Doughty has found a lot of success against Thornton, as evidenced by his +18 shot attempt differential against him over the past two seasons. If that is indeed the route Sutter takes, then it could leave the Kings' 2nd pair exposed against Logan Couture. Couture has had Slava Voynov's number over the past two seasons. If Voynov can find a way to close that gap in these possession numbers, that would go a long way in helping the Kings take the series.
Looking at the results of the Sharks defensemen versus the Kings forwards, one thing that jumps out is how much success Jarrett Stoll has found against both Dan Boyle and Brad Stuart. It is likely that Stoll will see a lot of Brad Stuart in this series and if his line can continue taking Stuart to task it would be a big boost for the Kings' chances.
The Sharks are a very dangerous team on the power play. They get more shots on goal than any other team in the NHL with the man advantage and scored the 8th most goals. They were dogged by poor shooting luck all season on the power play and it looks like that has turned around. In their series against the Canucks, they scored 7 power play goals and converted on the power play 29% of the time. It is going to be crucial for the Kings to stay out of the box.
L.A.'s power play hasn't really been anywhere near the Sharks level this season. They were 18th in the NHL in power play shot production. Their man advantage also really struggled in the 1st round. They only scored 2 goals and were 13%. The Sharks have a big edge in this aspect of the matchup.
Both teams are pretty even shorthanded. The Sharks are 6th in the league while the Kings are 10th in PK%. They both have allowed shots and goals at the same rate. No big advantage either way, but it looks like the Kings penalty kill will have the bigger challenge.
|Save %||EV SV%||Quality Start Rate|
Quality start percentage is a new goaltending stat developed by Hockey Prospectus. A quality start is defined by a goalie stopping at least 91.3% of pucks in any given game, or when he stops 88.5% of pucks and allows no more than two goals.

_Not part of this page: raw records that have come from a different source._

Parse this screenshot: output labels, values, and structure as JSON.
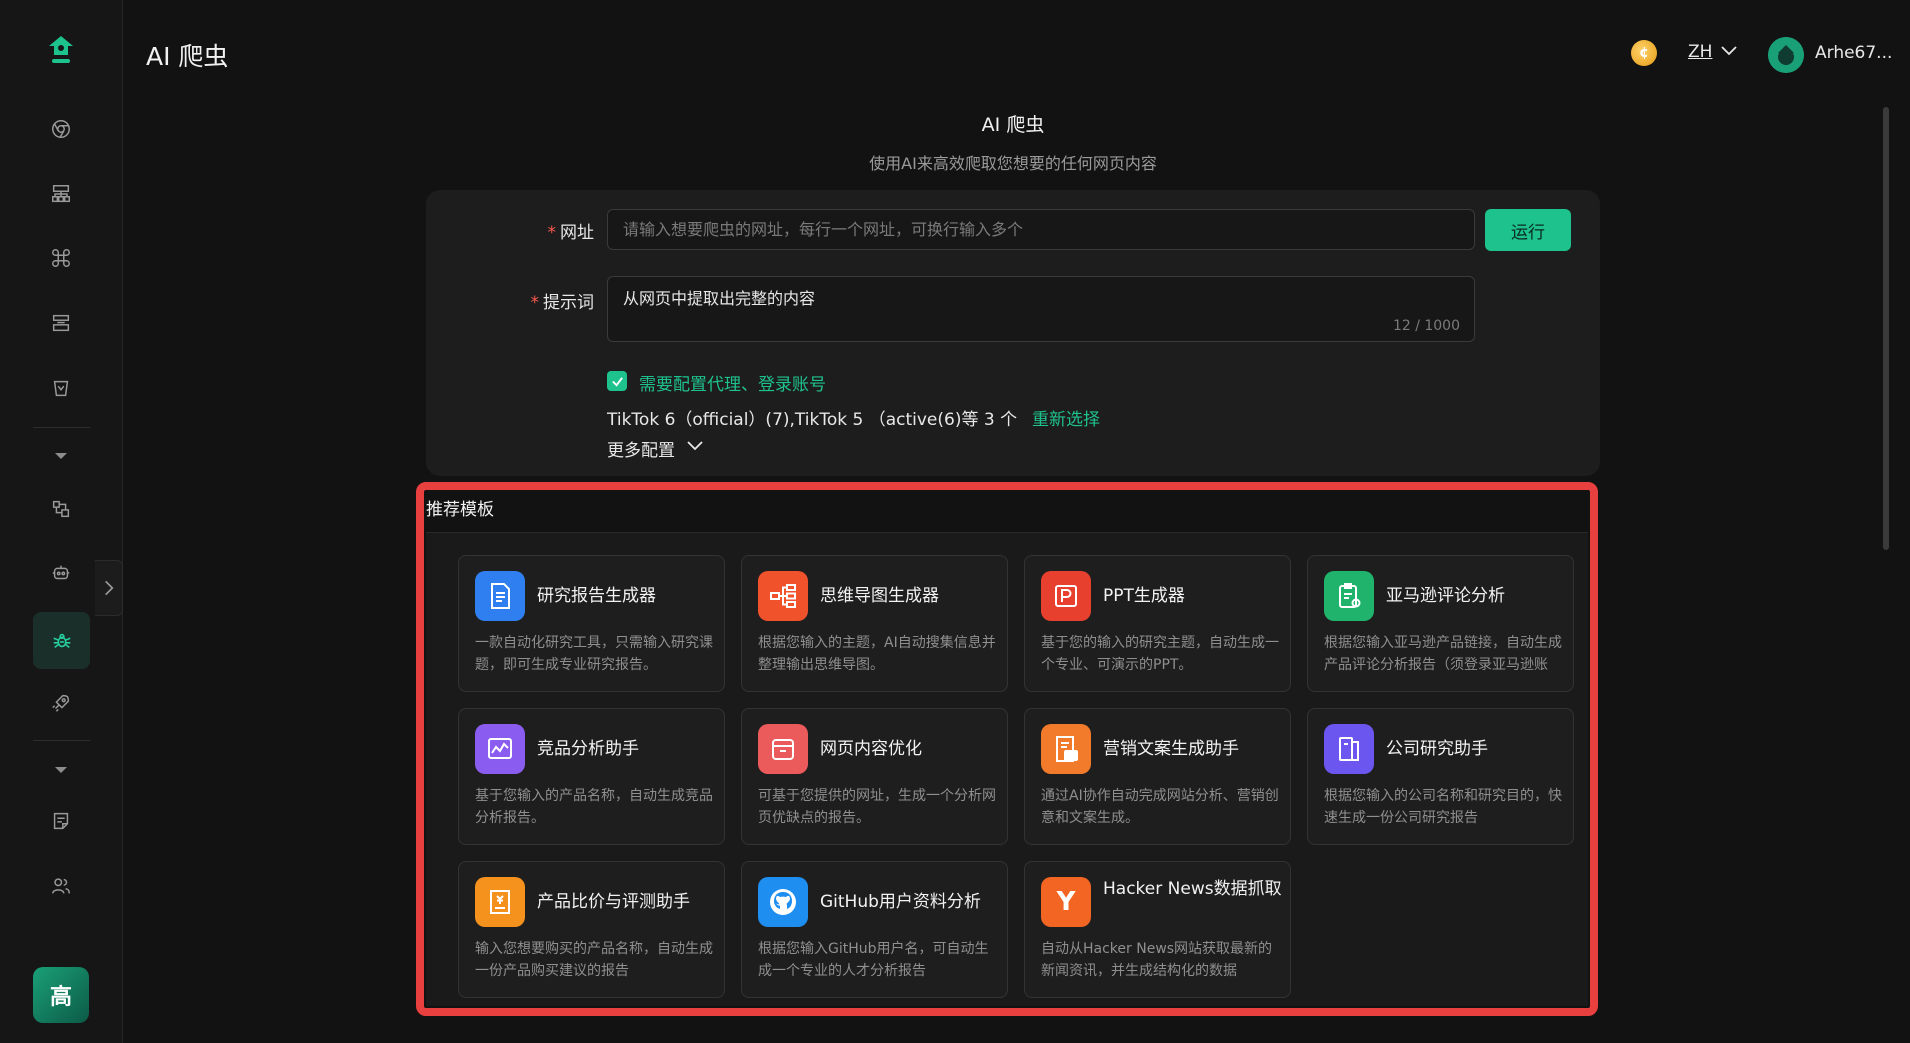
{
  "app": {
    "title": "AI 爬虫",
    "language": "ZH",
    "username": "Arhe67...",
    "sidebar_badge": "高"
  },
  "page": {
    "heading": "AI 爬虫",
    "subtitle": "使用AI来高效爬取您想要的任何网页内容"
  },
  "form": {
    "url_label": "网址",
    "url_placeholder": "请输入想要爬虫的网址，每行一个网址，可换行输入多个",
    "url_value": "",
    "run_label": "运行",
    "prompt_label": "提示词",
    "prompt_value": "从网页中提取出完整的内容",
    "prompt_count": "12 / 1000",
    "proxy_checkbox_label": "需要配置代理、登录账号",
    "proxy_checked": true,
    "accounts_text": "TikTok 6（official）(7),TikTok 5 （active(6)等 3 个",
    "reselect_label": "重新选择",
    "more_config_label": "更多配置"
  },
  "templates": {
    "section_title": "推荐模板",
    "items": [
      {
        "title": "研究报告生成器",
        "desc": "一款自动化研究工具，只需输入研究课题，即可生成专业研究报告。",
        "icon": "document-icon",
        "color": "#2f7ff0"
      },
      {
        "title": "思维导图生成器",
        "desc": "根据您输入的主题，AI自动搜集信息并整理输出思维导图。",
        "icon": "mindmap-icon",
        "color": "#f0522c"
      },
      {
        "title": "PPT生成器",
        "desc": "基于您的输入的研究主题，自动生成一个专业、可演示的PPT。",
        "icon": "ppt-icon",
        "color": "#e8402e"
      },
      {
        "title": "亚马逊评论分析",
        "desc": "根据您输入亚马逊产品链接，自动生成产品评论分析报告（须登录亚马逊账号）",
        "icon": "clipboard-icon",
        "color": "#1fb36b"
      },
      {
        "title": "竞品分析助手",
        "desc": "基于您输入的产品名称，自动生成竞品分析报告。",
        "icon": "chart-icon",
        "color": "#8a5cf0"
      },
      {
        "title": "网页内容优化",
        "desc": "可基于您提供的网址，生成一个分析网页优缺点的报告。",
        "icon": "archive-icon",
        "color": "#ec5b5b"
      },
      {
        "title": "营销文案生成助手",
        "desc": "通过AI协作自动完成网站分析、营销创意和文案生成。",
        "icon": "ai-doc-icon",
        "color": "#f27a2b"
      },
      {
        "title": "公司研究助手",
        "desc": "根据您输入的公司名称和研究目的，快速生成一份公司研究报告",
        "icon": "book-icon",
        "color": "#6b57f0"
      },
      {
        "title": "产品比价与评测助手",
        "desc": "输入您想要购买的产品名称，自动生成一份产品购买建议的报告",
        "icon": "price-doc-icon",
        "color": "#f5921e"
      },
      {
        "title": "GitHub用户资料分析",
        "desc": "根据您输入GitHub用户名，可自动生成一个专业的人才分析报告",
        "icon": "github-icon",
        "color": "#1e8ef0"
      },
      {
        "title": "Hacker News数据抓取",
        "desc": "自动从Hacker News网站获取最新的新闻资讯，并生成结构化的数据",
        "icon": "hacker-news-icon",
        "color": "#f26522",
        "glyph": "Y"
      }
    ]
  },
  "colors": {
    "accent": "#1ec28d",
    "highlight_frame": "#e8403f",
    "required": "#ff5a4f"
  }
}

Goaltending is voodoo and thus it's impossible to predict what's going to happen. One thing is for sure, Antii Niemi had a much stronger season than Jonathan Quick. Yet, as we've seen in Niesy's latest post, Jonathan Quick has improved vastly toward the end of the season. His save percentage over the 6 game series against the Blues was .944 and he only allowed 10 goals. Also, all but one of his starts would count as a "quality start."

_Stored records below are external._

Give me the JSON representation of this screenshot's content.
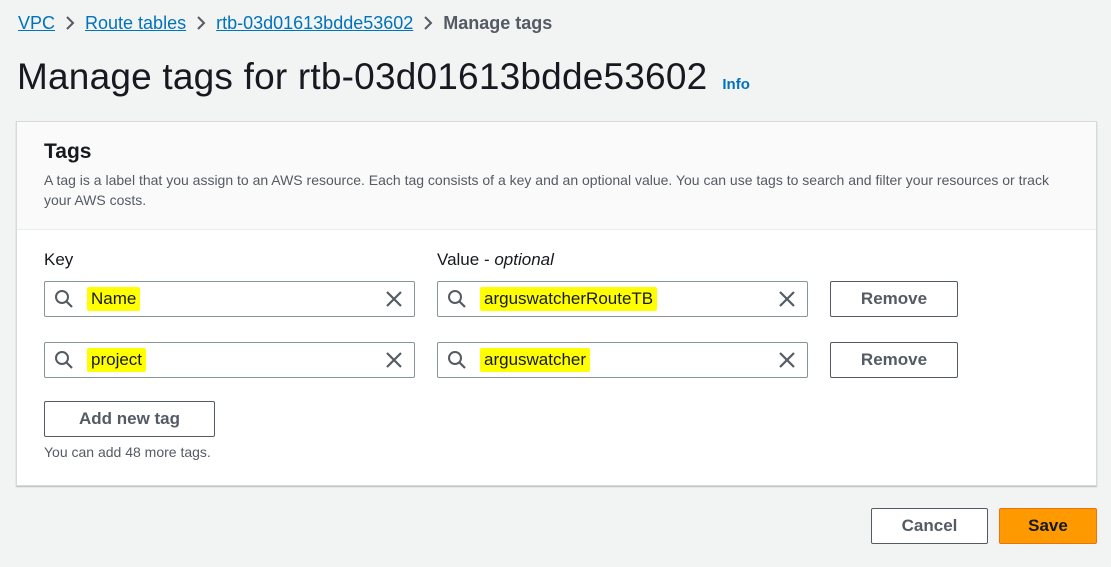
{
  "breadcrumb": {
    "vpc": "VPC",
    "route_tables": "Route tables",
    "route_table_id": "rtb-03d01613bdde53602",
    "current": "Manage tags"
  },
  "page": {
    "title": "Manage tags for rtb-03d01613bdde53602",
    "info_label": "Info"
  },
  "tags_panel": {
    "heading": "Tags",
    "description": "A tag is a label that you assign to an AWS resource. Each tag consists of a key and an optional value. You can use tags to search and filter your resources or track your AWS costs.",
    "key_label": "Key",
    "value_label_prefix": "Value - ",
    "value_label_optional": "optional",
    "rows": [
      {
        "key": "Name",
        "value": "arguswatcherRouteTB",
        "remove_label": "Remove"
      },
      {
        "key": "project",
        "value": "arguswatcher",
        "remove_label": "Remove"
      }
    ],
    "add_label": "Add new tag",
    "hint": "You can add 48 more tags.",
    "highlight_color": "#ffff00"
  },
  "actions": {
    "cancel_label": "Cancel",
    "save_label": "Save"
  },
  "colors": {
    "link": "#0073bb",
    "primary": "#ff9900",
    "background": "#f2f3f3"
  }
}
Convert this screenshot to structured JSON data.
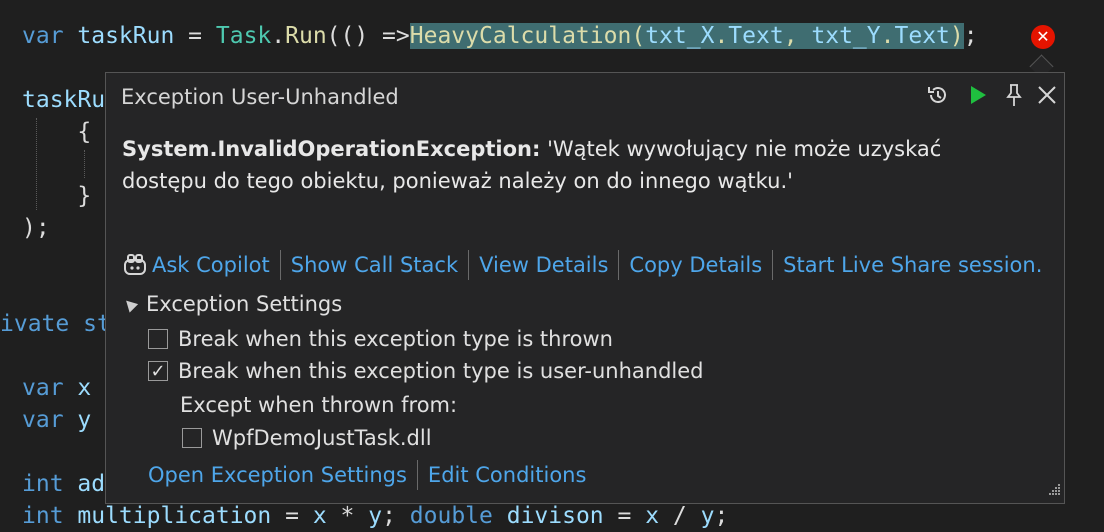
{
  "code": {
    "line1": {
      "kw_var": "var",
      "name": " taskRun ",
      "eq": "= ",
      "task": "Task",
      "dot": ".",
      "run": "Run",
      "open": "(() =>",
      "call": "HeavyCalculation",
      "args_open": "(",
      "arg1": "txt_X",
      "dot2": ".",
      "text1": "Text",
      "comma": ", ",
      "arg2": "txt_Y",
      "dot3": ".",
      "text2": "Text",
      "close": ");"
    },
    "line2": "taskRu",
    "line3": "    {",
    "line4": "    }",
    "line5": ");",
    "line6_kw": "ivate",
    "line6_rest": " st",
    "line7_kw": "var",
    "line7_rest": " x",
    "line8_kw": "var",
    "line8_rest": " y",
    "line9_kw": "int",
    "line9_rest": " ad",
    "line10": {
      "kw_int": "int",
      "mult": " multiplication",
      "eq": " = ",
      "x": "x",
      "op": " * ",
      "y": "y",
      "semi": "; ",
      "kw_double": "double",
      "div": " divison",
      "eq2": " = ",
      "x2": "x",
      "op2": " / ",
      "y2": "y",
      "semi2": ";"
    }
  },
  "error_glyph": "✕",
  "popup": {
    "title": "Exception User-Unhandled",
    "exception_type": "System.InvalidOperationException:",
    "exception_message": " 'Wątek wywołujący nie może uzyskać dostępu do tego obiektu, ponieważ należy on do innego wątku.'",
    "actions": [
      "Ask Copilot",
      "Show Call Stack",
      "View Details",
      "Copy Details",
      "Start Live Share session."
    ],
    "settings_title": "Exception Settings",
    "options": {
      "thrown": {
        "label": "Break when this exception type is thrown",
        "checked": false
      },
      "user_unhandled": {
        "label": "Break when this exception type is user-unhandled",
        "checked": true
      },
      "except_label": "Except when thrown from:",
      "module": {
        "label": "WpfDemoJustTask.dll",
        "checked": false
      }
    },
    "bottom_links": [
      "Open Exception Settings",
      "Edit Conditions"
    ],
    "check_glyph": "✓"
  },
  "colors": {
    "background": "#1f1f1f",
    "keyword": "#569cd6",
    "type": "#4ec9b0",
    "method": "#dcdcaa",
    "identifier": "#9cdcfe",
    "highlight": "#3f6d71",
    "link": "#4ea6ea",
    "error": "#e51400",
    "run_icon": "#1fbf3f"
  }
}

Niemi's post season numbers have been just as impressive. He only allowed 4 goals in 4 games to Vancouver and posted a .937 save percentage. Each of his starts qualified as a quality start.

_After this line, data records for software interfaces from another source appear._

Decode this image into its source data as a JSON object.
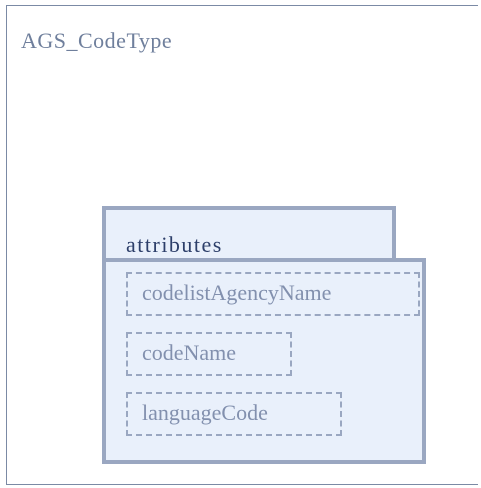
{
  "type": {
    "name": "AGS_CodeType"
  },
  "group": {
    "label": "attributes",
    "items": [
      {
        "name": "codelistAgencyName"
      },
      {
        "name": "codeName"
      },
      {
        "name": "languageCode"
      }
    ]
  },
  "colors": {
    "border": "#7b8aa5",
    "group_fill": "#e9f0fb",
    "group_border": "#9aa7c1",
    "title_text": "#6f7f9c",
    "group_label_text": "#2d3f6a",
    "attr_text": "#8290ae"
  }
}
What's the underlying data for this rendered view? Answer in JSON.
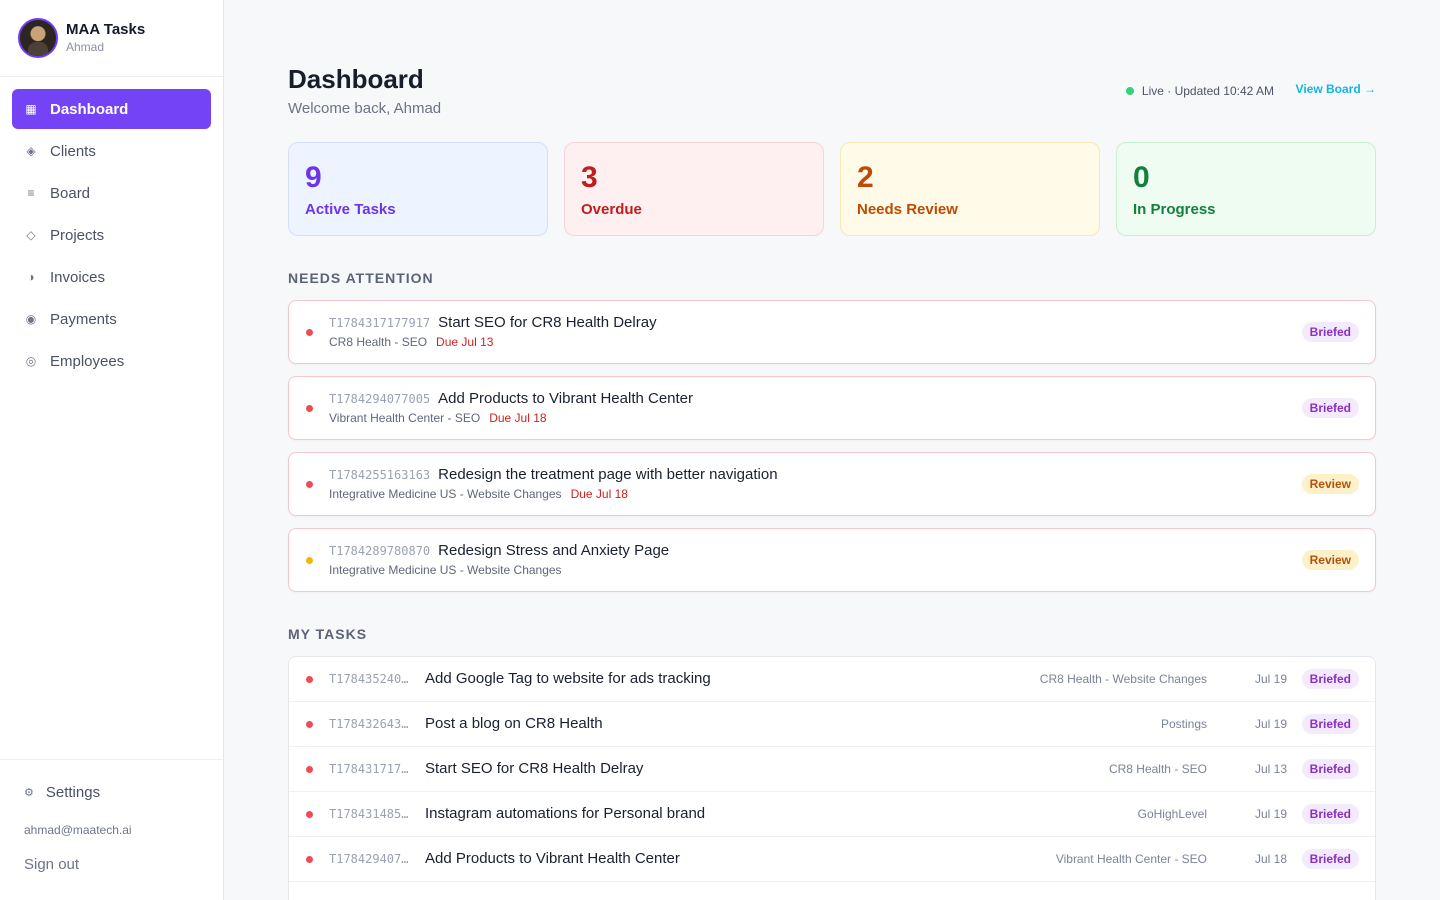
{
  "app": {
    "title": "MAA Tasks",
    "user": "Ahmad"
  },
  "sidebar": {
    "items": [
      {
        "label": "Dashboard",
        "icon": "grid-icon"
      },
      {
        "label": "Clients",
        "icon": "diamond-icon"
      },
      {
        "label": "Board",
        "icon": "list-icon"
      },
      {
        "label": "Projects",
        "icon": "diamond-outline-icon"
      },
      {
        "label": "Invoices",
        "icon": "half-circle-icon"
      },
      {
        "label": "Payments",
        "icon": "target-icon"
      },
      {
        "label": "Employees",
        "icon": "ring-icon"
      }
    ],
    "settings_label": "Settings",
    "email": "ahmad@maatech.ai",
    "signout_label": "Sign out"
  },
  "header": {
    "title": "Dashboard",
    "welcome": "Welcome back, Ahmad",
    "live_status": "Live · Updated 10:42 AM",
    "view_board": "View Board →"
  },
  "stats": [
    {
      "value": "9",
      "label": "Active Tasks",
      "color": "#6d35e8"
    },
    {
      "value": "3",
      "label": "Overdue",
      "color": "#c21d1d"
    },
    {
      "value": "2",
      "label": "Needs Review",
      "color": "#bd4b06"
    },
    {
      "value": "0",
      "label": "In Progress",
      "color": "#15803d"
    }
  ],
  "attention": {
    "heading": "NEEDS ATTENTION",
    "items": [
      {
        "id": "T1784317177917",
        "title": "Start SEO for CR8 Health Delray",
        "project": "CR8 Health - SEO",
        "due": "Due Jul 13",
        "status": "Briefed",
        "dot": "#ee4b55"
      },
      {
        "id": "T1784294077005",
        "title": "Add Products to Vibrant Health Center",
        "project": "Vibrant Health Center - SEO",
        "due": "Due Jul 18",
        "status": "Briefed",
        "dot": "#ee4b55"
      },
      {
        "id": "T1784255163163",
        "title": "Redesign the treatment page with better navigation",
        "project": "Integrative Medicine US - Website Changes",
        "due": "Due Jul 18",
        "status": "Review",
        "dot": "#ee4b55"
      },
      {
        "id": "T1784289780870",
        "title": "Redesign Stress and Anxiety Page",
        "project": "Integrative Medicine US - Website Changes",
        "due": "",
        "status": "Review",
        "dot": "#f5b40c"
      }
    ]
  },
  "my_tasks": {
    "heading": "MY TASKS",
    "rows": [
      {
        "id": "T178435240…",
        "title": "Add Google Tag to website for ads tracking",
        "project": "CR8 Health - Website Changes",
        "date": "Jul 19",
        "status": "Briefed"
      },
      {
        "id": "T178432643…",
        "title": "Post a blog on CR8 Health",
        "project": "Postings",
        "date": "Jul 19",
        "status": "Briefed"
      },
      {
        "id": "T178431717…",
        "title": "Start SEO for CR8 Health Delray",
        "project": "CR8 Health - SEO",
        "date": "Jul 13",
        "status": "Briefed"
      },
      {
        "id": "T178431485…",
        "title": "Instagram automations for Personal brand",
        "project": "GoHighLevel",
        "date": "Jul 19",
        "status": "Briefed"
      },
      {
        "id": "T178429407…",
        "title": "Add Products to Vibrant Health Center",
        "project": "Vibrant Health Center - SEO",
        "date": "Jul 18",
        "status": "Briefed"
      }
    ]
  },
  "colors": {
    "accent": "#7443f6",
    "link": "#12b7e0",
    "live": "#34d27a"
  }
}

So to review, there are a few key items to keep an eye on as the series progresses:
- Can the Kings first line regain its form and dominate the Sharks the way they have of late?
- Mike Richards and his linemates have had a rough time against Joe Thornton, can they stop the bleeding?
- If those first two matchups wash themselves out, a lot will hinge on how the Stoll line performs. Can they make headway against the Pavelski line and will they find continued success against the Sharks 3rd pair?
- Voynov has struggled against Couture. Can he and defensive partners Jake Muzzin and Rob Scuderi find a way to contain the Sharks top line?
- The Sharks have arguably the best power play in the league. The Kings will need to play a disciplined game and stay out of the box. They've struggled with that in the past. Will they be able to this time around?